The Health and Fitness Industry seems to become a more and more crowded place every year. With increased competition in the market knowing your key point of difference becomes even more vital. At its essence your point of difference defines not only what your offering is, but who you offer it to and how you present it. So what is your point of difference? What makes you unique? Why would one client choose your facility over another?
While the easiest to define, it is by far the hardest to achieve in an absolute sense. Locating yourself in a position where there is no or limited competition can have tremendous benefits as long as there is a client base to support it. If you’re the only facility within a three hour drive, simple proximity can be enough of a point of difference to give you a sizeable advantage.
The rise of 24/7 Gym chains has proven a demand for low cost facilities and that a focus on price can be a viable strategy. While simple to measure, as competition increases in this area, low-cost gyms will need to highlight another point of difference, or risk entering into a potentially damaging price war with other low-cost operators.
Exclusivity involves creating scarcity. Either through price or membership limits, you restrict the number of people that can use the facility. This is commonly used for up-market offerings.
Difficult to attain, but of great value, is the creation a community and of a community spirit within your facility. While there are many strategies to accomplish this, the successful result means the members aren’t just attending for health benefits, but for social ones as well. The are engaged and feel part of the whole, rather than simply a consumer.
Also known as an inch wide and a mile deep, being a specialist means developing an expertise. While you will limit your overall market appeal, you will have a specific target demographic. This gives you the opportunity to tailor your approach to meet the needs of that particular group.

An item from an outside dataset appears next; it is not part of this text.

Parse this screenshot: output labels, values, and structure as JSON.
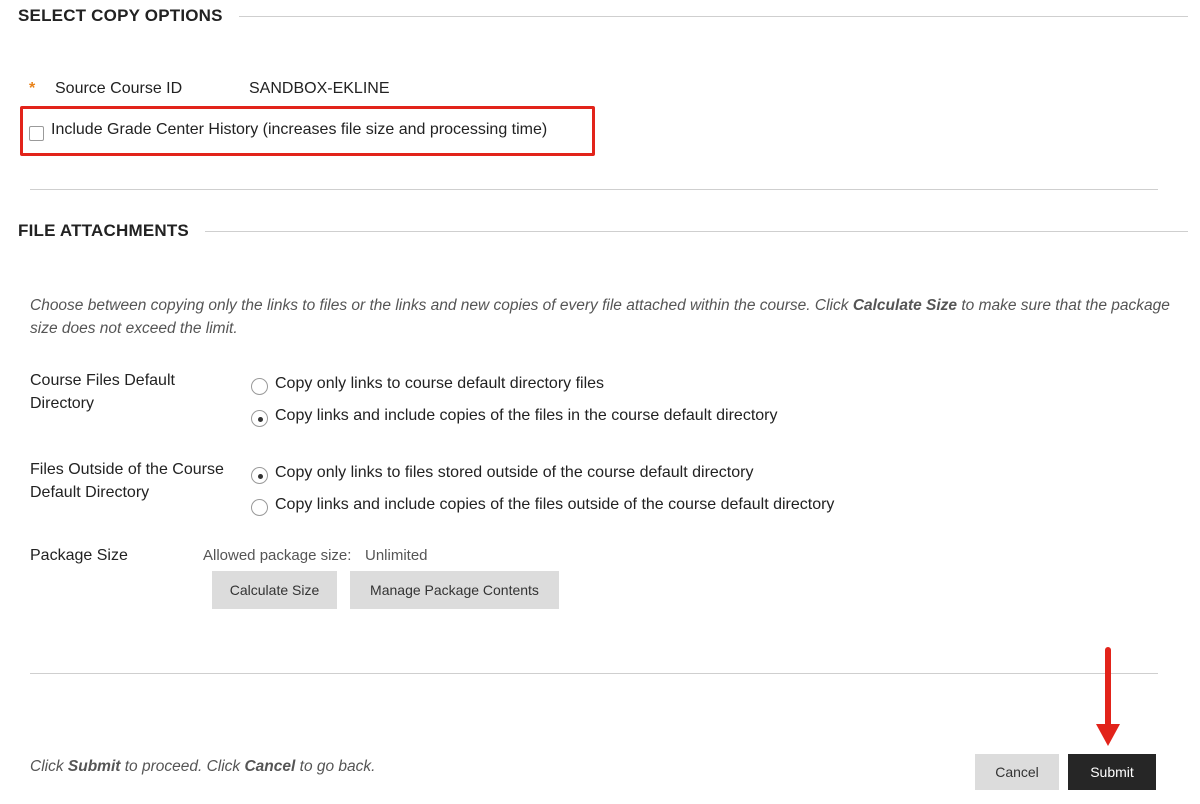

Being ‘customer-focussed’ is a claim that many businesses would make, but few will actually deliver on. Not to say that most businesses have poor customer service, although this can be the case, but that every business provides some level of customer service. To qualify as a point of difference, it has to go beyond the ordinary. Not simply solving issues as they arise, but preempting them and being actively involved with your clients. Done correctly, it can creates an incredibly loyal customer base. There are certainly other ways to differentiate your business, but, hopefully, this gives you a moment to reflect on what your focus is and how you’re utilising it.